= Source material =
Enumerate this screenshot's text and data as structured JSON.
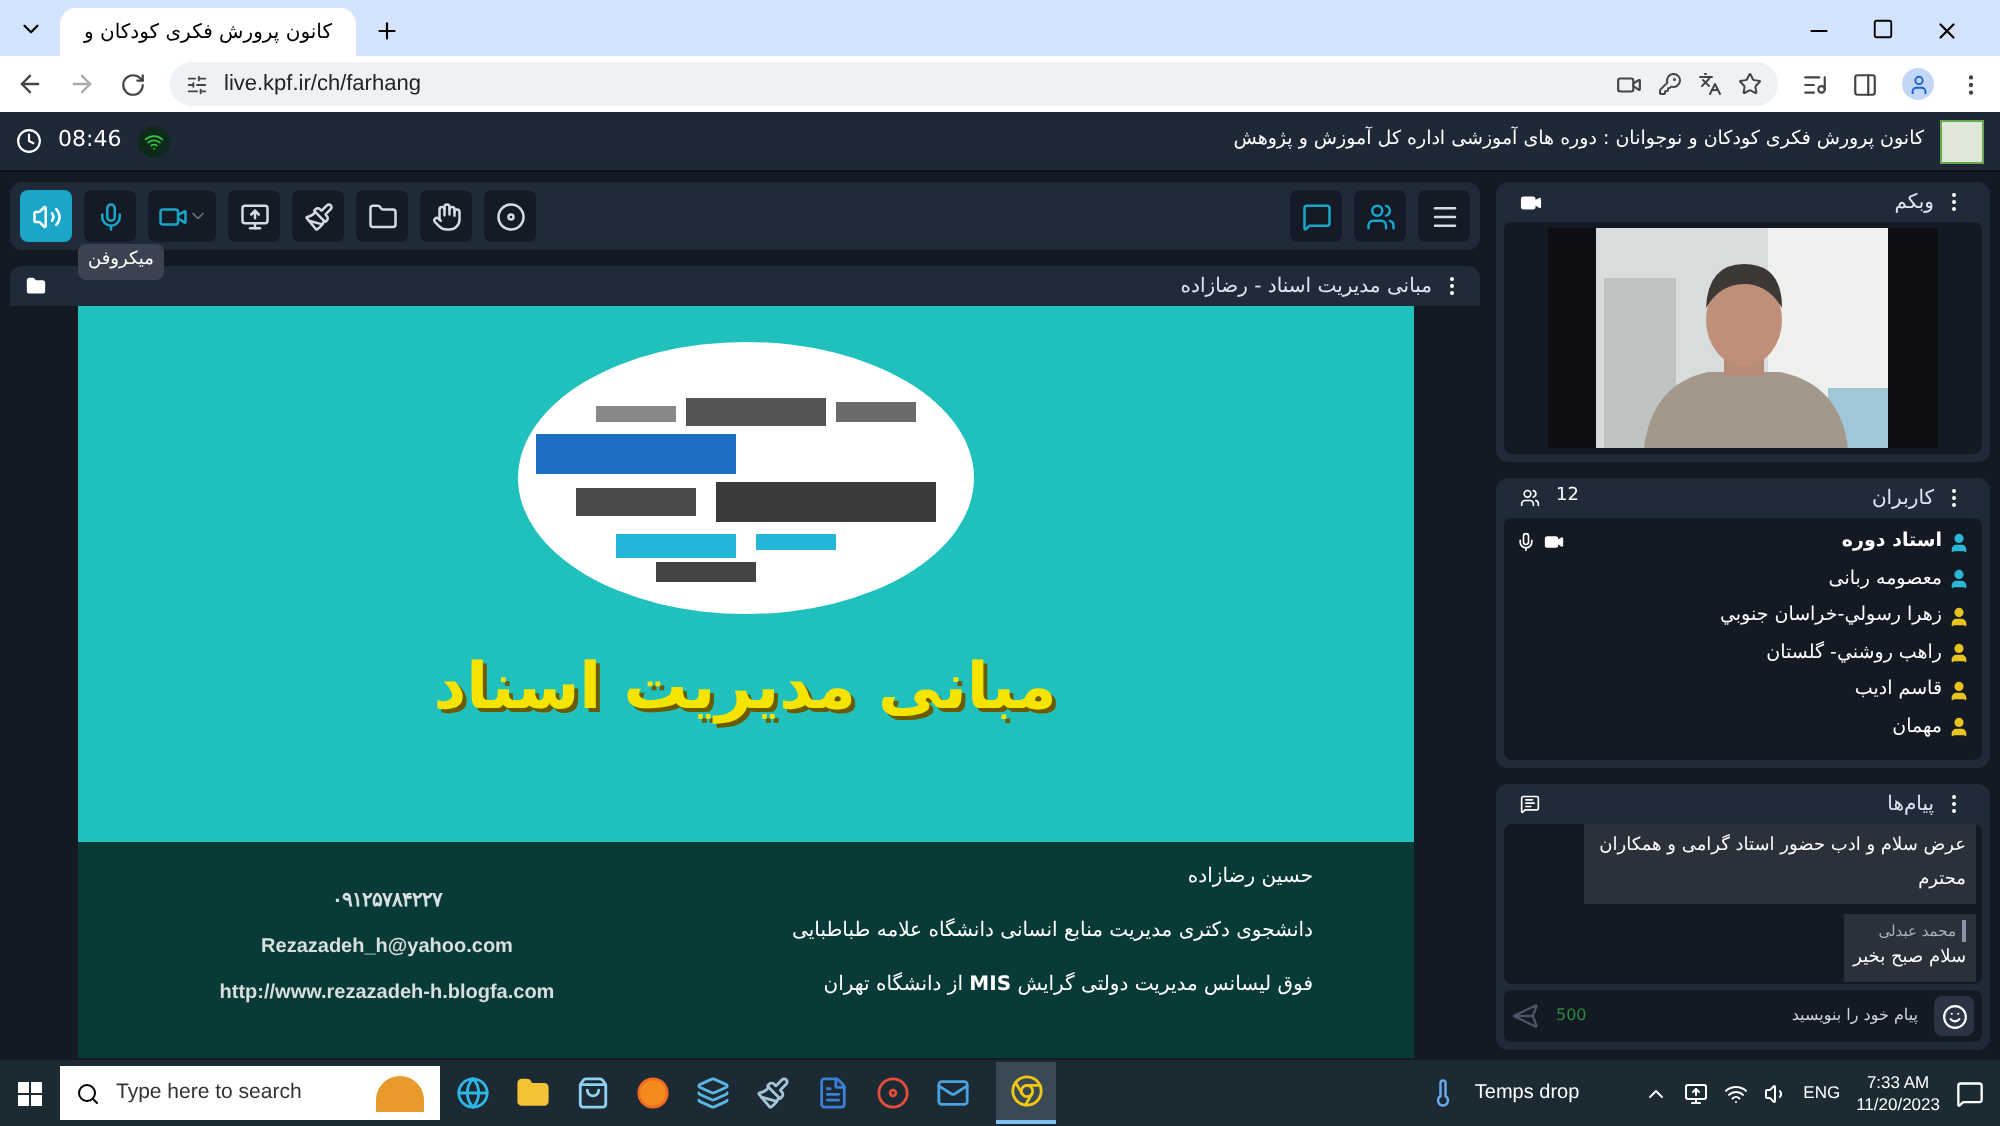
{
  "browser": {
    "tab_title": "کانون پرورش فکری کودکان و",
    "url": "live.kpf.ir/ch/farhang"
  },
  "header": {
    "title": "کانون پرورش فکری کودکان و نوجوانان : دوره های آموزشی اداره کل آموزش و پژوهش",
    "time": "08:46"
  },
  "toolbar": {
    "left": [
      {
        "kind": "filled"
      },
      {
        "kind": "accent"
      },
      {
        "kind": "accent"
      },
      {
        "kind": "plain"
      },
      {
        "kind": "plain"
      },
      {
        "kind": "plain"
      },
      {
        "kind": "plain"
      },
      {
        "kind": "plain"
      }
    ],
    "right": [
      {
        "kind": "accent"
      },
      {
        "kind": "accent"
      },
      {
        "kind": "plain"
      }
    ],
    "tooltip": "میکروفن"
  },
  "slide_panel": {
    "title": "مبانی مدیریت اسناد - رضازاده",
    "slide": {
      "title": "مبانی مدیریت اسناد",
      "author_lines": [
        "حسین رضازاده",
        "دانشجوی دکتری مدیریت منابع انسانی دانشگاه علامه طباطبایی",
        "فوق لیسانس مدیریت دولتی گرایش **MIS** از دانشگاه تهران"
      ],
      "contact_lines": [
        "۰۹۱۲۵۷۸۴۲۲۷",
        "Rezazadeh_h@yahoo.com",
        "http://www.rezazadeh-h.blogfa.com"
      ]
    }
  },
  "webcam": {
    "title": "وبکم"
  },
  "users": {
    "title": "کاربران",
    "count": "12",
    "items": [
      {
        "name": "استاد دوره",
        "color": "#2ab7d6",
        "media": true
      },
      {
        "name": "معصومه ربانی",
        "color": "#2ab7d6",
        "media": false
      },
      {
        "name": "زهرا رسولي-خراسان جنوبي",
        "color": "#e8c21e",
        "media": false
      },
      {
        "name": "راهب روشني- گلستان",
        "color": "#e8c21e",
        "media": false
      },
      {
        "name": "قاسم ادیب",
        "color": "#e8c21e",
        "media": false
      },
      {
        "name": "مهمان",
        "color": "#e8c21e",
        "media": false
      }
    ]
  },
  "messages": {
    "title": "پیام‌ها",
    "items": [
      {
        "text": "عرض سلام و ادب حضور استاد گرامی و همکاران محترم"
      },
      {
        "sender": "محمد عبدلی",
        "text": "سلام صبح بخیر"
      }
    ],
    "input": {
      "placeholder": "پیام خود را بنویسید",
      "counter": "500"
    }
  },
  "taskbar": {
    "search_placeholder": "Type here to search",
    "weather": "Temps drop",
    "language": "ENG",
    "time": "7:33 AM",
    "date": "11/20/2023"
  }
}
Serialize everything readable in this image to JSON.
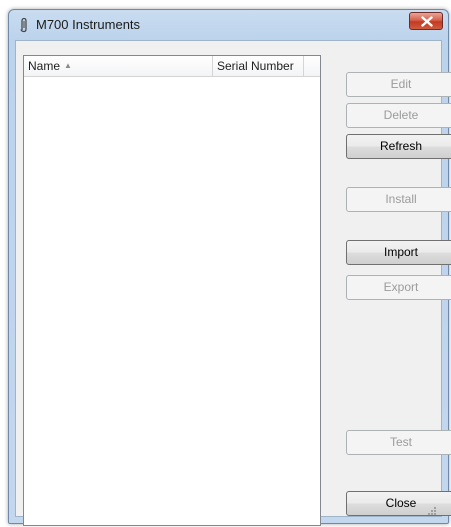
{
  "window": {
    "title": "M700 Instruments"
  },
  "list": {
    "columns": [
      {
        "label": "Name",
        "sort_indicator": "▲"
      },
      {
        "label": "Serial Number"
      }
    ],
    "rows": []
  },
  "buttons": {
    "edit": {
      "label": "Edit",
      "enabled": false
    },
    "delete": {
      "label": "Delete",
      "enabled": false
    },
    "refresh": {
      "label": "Refresh",
      "enabled": true
    },
    "install": {
      "label": "Install",
      "enabled": false
    },
    "import": {
      "label": "Import",
      "enabled": true
    },
    "export": {
      "label": "Export",
      "enabled": false
    },
    "test": {
      "label": "Test",
      "enabled": false
    },
    "close": {
      "label": "Close",
      "enabled": true
    }
  },
  "icons": {
    "title_icon": "paperclip-icon",
    "close_icon": "close-x-icon",
    "grip_icon": "resize-grip-icon"
  },
  "colors": {
    "titlebar": "#c9dcf0",
    "close_button": "#c33a22",
    "dialog_background": "#f0f0f0"
  }
}
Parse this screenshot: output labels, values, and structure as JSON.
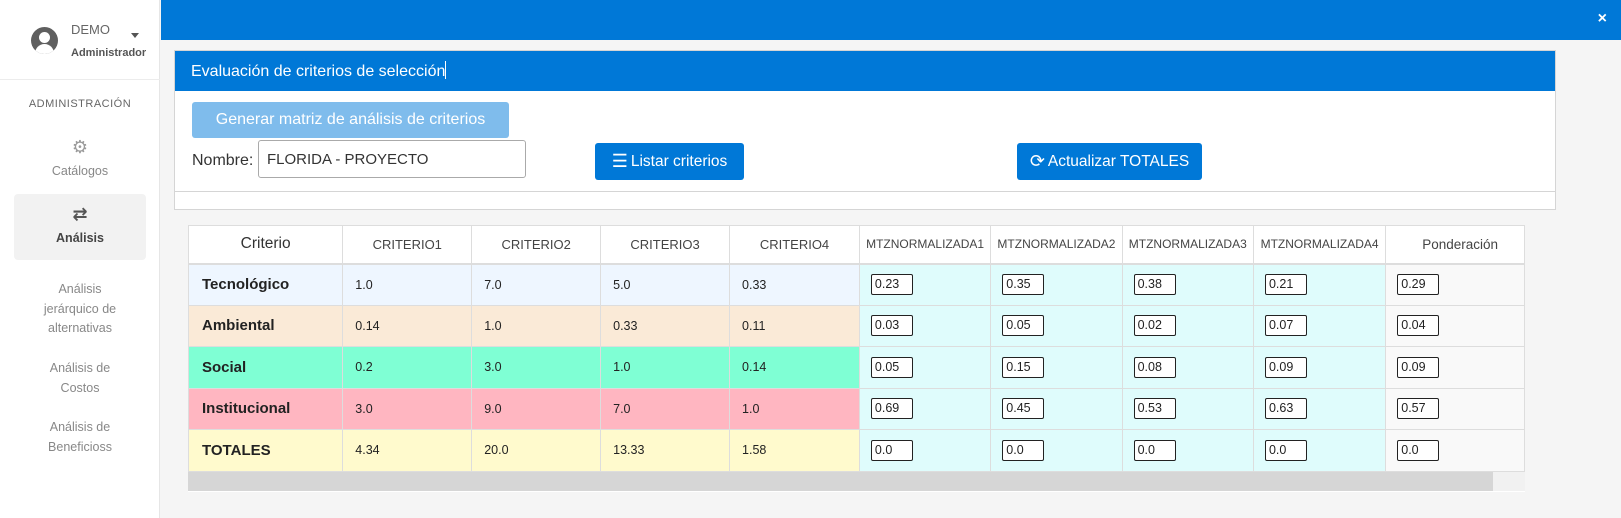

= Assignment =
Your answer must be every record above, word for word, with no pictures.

= Solution to this task =
Enumerate this screenshot's text and data as structured JSON.
{
  "browser": {
    "tab_title": "کانون پرورش فکری کودکان و",
    "url": "live.kpf.ir/ch/farhang"
  },
  "header": {
    "title": "کانون پرورش فکری کودکان و نوجوانان : دوره های آموزشی اداره کل آموزش و پژوهش",
    "time": "08:46"
  },
  "toolbar": {
    "left": [
      {
        "kind": "filled"
      },
      {
        "kind": "accent"
      },
      {
        "kind": "accent"
      },
      {
        "kind": "plain"
      },
      {
        "kind": "plain"
      },
      {
        "kind": "plain"
      },
      {
        "kind": "plain"
      },
      {
        "kind": "plain"
      }
    ],
    "right": [
      {
        "kind": "accent"
      },
      {
        "kind": "accent"
      },
      {
        "kind": "plain"
      }
    ],
    "tooltip": "میکروفن"
  },
  "slide_panel": {
    "title": "مبانی مدیریت اسناد - رضازاده",
    "slide": {
      "title": "مبانی مدیریت اسناد",
      "author_lines": [
        "حسین رضازاده",
        "دانشجوی دکتری مدیریت منابع انسانی دانشگاه علامه طباطبایی",
        "فوق لیسانس مدیریت دولتی گرایش **MIS** از دانشگاه تهران"
      ],
      "contact_lines": [
        "۰۹۱۲۵۷۸۴۲۲۷",
        "Rezazadeh_h@yahoo.com",
        "http://www.rezazadeh-h.blogfa.com"
      ]
    }
  },
  "webcam": {
    "title": "وبکم"
  },
  "users": {
    "title": "کاربران",
    "count": "12",
    "items": [
      {
        "name": "استاد دوره",
        "color": "#2ab7d6",
        "media": true
      },
      {
        "name": "معصومه ربانی",
        "color": "#2ab7d6",
        "media": false
      },
      {
        "name": "زهرا رسولي-خراسان جنوبي",
        "color": "#e8c21e",
        "media": false
      },
      {
        "name": "راهب روشني- گلستان",
        "color": "#e8c21e",
        "media": false
      },
      {
        "name": "قاسم ادیب",
        "color": "#e8c21e",
        "media": false
      },
      {
        "name": "مهمان",
        "color": "#e8c21e",
        "media": false
      }
    ]
  },
  "messages": {
    "title": "پیام‌ها",
    "items": [
      {
        "text": "عرض سلام و ادب حضور استاد گرامی و همکاران محترم"
      },
      {
        "sender": "محمد عبدلی",
        "text": "سلام صبح بخیر"
      }
    ],
    "input": {
      "placeholder": "پیام خود را بنویسید",
      "counter": "500"
    }
  },
  "taskbar": {
    "search_placeholder": "Type here to search",
    "weather": "Temps drop",
    "language": "ENG",
    "time": "7:33 AM",
    "date": "11/20/2023"
  }
}
Serialize everything readable in this image to JSON.
{
  "window": {
    "title": "M700 Instruments"
  },
  "list": {
    "columns": [
      {
        "label": "Name",
        "sort_indicator": "▲"
      },
      {
        "label": "Serial Number"
      }
    ],
    "rows": []
  },
  "buttons": {
    "edit": {
      "label": "Edit",
      "enabled": false
    },
    "delete": {
      "label": "Delete",
      "enabled": false
    },
    "refresh": {
      "label": "Refresh",
      "enabled": true
    },
    "install": {
      "label": "Install",
      "enabled": false
    },
    "import": {
      "label": "Import",
      "enabled": true
    },
    "export": {
      "label": "Export",
      "enabled": false
    },
    "test": {
      "label": "Test",
      "enabled": false
    },
    "close": {
      "label": "Close",
      "enabled": true
    }
  },
  "icons": {
    "title_icon": "paperclip-icon",
    "close_icon": "close-x-icon",
    "grip_icon": "resize-grip-icon"
  },
  "colors": {
    "titlebar": "#c9dcf0",
    "close_button": "#c33a22",
    "dialog_background": "#f0f0f0"
  }
}
Parse this screenshot: output labels, values, and structure as JSON.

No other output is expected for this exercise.